DURHAM, N.C. -- Scientists at Duke University Medical Center have delivered therapeutic genes throughout a rabbit's heart and have shown that the genes can both boost heart function on their own and also increase sensitivity to heart-stimulating drugs.
According to the researchers, the experiments, reported in the July 1 Journal of Clinical Investigation, are a crucial step in developing a genetic treatment for congestive heart failure. This debilitating and deadly condition develops when heart muscle loses its ability to stretch and contract, usually due to clogged arteries caused by coronary artery disease. People with congestive heart failure often experience fatigue, weakness and an inability to carry out routine daily tasks. There is currently no effective means to reverse heart failure, only to treat symptoms.
The research is funded by grants from the National Institutes of Health and the American Heart Association (AHA).
According to the AHA, about 400,000 new cases of congestive heat failure are recorded every year in the United States. Death rates from congestive heart failure tripled between 1974 and 1994, making it the leading cause of hospitalization among people 65 and older and costing more than $10 billion a year.
Research team leader Walter J. Koch, an associate professor of experimental surgery, and his colleagues have been working for several years to find ways to efficiently deliver genes to the heart to boost heart function.
In their experiments, the scientists first incorporated the therapeutic
genes into a live but disabled common cold virus. Then, in a surgical technique
that was a key to their success, the scientists injected the virus into the left
ventricle of live rabbits while the aorta was clamped for a few seconds. This
technique allowed the virus enough time to spread through all the coronary

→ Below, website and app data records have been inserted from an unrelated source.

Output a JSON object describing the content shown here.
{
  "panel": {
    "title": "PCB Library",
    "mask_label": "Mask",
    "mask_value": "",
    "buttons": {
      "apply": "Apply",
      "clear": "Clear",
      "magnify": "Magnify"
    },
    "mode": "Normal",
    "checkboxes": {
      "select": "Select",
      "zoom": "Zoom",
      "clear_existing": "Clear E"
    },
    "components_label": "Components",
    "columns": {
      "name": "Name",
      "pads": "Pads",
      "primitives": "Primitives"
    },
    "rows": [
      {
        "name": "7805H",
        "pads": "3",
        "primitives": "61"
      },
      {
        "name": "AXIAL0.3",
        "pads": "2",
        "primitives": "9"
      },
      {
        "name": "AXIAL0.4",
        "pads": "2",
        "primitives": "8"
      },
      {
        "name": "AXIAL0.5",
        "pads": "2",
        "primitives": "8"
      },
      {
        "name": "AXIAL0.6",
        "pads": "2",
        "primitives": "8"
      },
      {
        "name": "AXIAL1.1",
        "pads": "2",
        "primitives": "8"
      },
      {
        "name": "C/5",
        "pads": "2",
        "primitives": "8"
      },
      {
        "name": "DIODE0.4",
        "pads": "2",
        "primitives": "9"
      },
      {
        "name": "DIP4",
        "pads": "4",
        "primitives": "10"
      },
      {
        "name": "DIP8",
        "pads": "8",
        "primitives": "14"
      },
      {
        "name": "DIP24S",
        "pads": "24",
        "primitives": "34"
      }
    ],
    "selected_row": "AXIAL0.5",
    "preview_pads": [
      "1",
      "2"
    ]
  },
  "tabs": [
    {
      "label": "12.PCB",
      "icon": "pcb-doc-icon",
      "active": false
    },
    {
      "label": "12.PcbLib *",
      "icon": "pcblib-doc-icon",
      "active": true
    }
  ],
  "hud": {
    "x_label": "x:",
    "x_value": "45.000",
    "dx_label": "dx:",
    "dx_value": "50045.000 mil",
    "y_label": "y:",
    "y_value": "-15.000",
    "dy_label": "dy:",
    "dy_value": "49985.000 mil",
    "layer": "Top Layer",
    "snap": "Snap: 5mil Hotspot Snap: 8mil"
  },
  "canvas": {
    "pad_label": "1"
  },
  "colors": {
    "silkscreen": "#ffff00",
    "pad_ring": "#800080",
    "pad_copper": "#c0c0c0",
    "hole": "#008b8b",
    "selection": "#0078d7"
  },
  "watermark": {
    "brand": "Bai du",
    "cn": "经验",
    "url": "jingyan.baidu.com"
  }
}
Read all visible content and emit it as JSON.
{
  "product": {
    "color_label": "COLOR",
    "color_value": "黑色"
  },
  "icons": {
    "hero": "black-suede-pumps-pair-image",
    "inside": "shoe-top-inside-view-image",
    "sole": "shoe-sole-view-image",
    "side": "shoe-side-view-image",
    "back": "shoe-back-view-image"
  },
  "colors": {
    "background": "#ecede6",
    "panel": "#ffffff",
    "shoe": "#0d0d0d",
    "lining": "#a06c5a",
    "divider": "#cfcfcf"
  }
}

vessels to reach a majority of the heart muscle. Clamping the aorta is som
Contact: Karyn Hede
Duke University Medical Center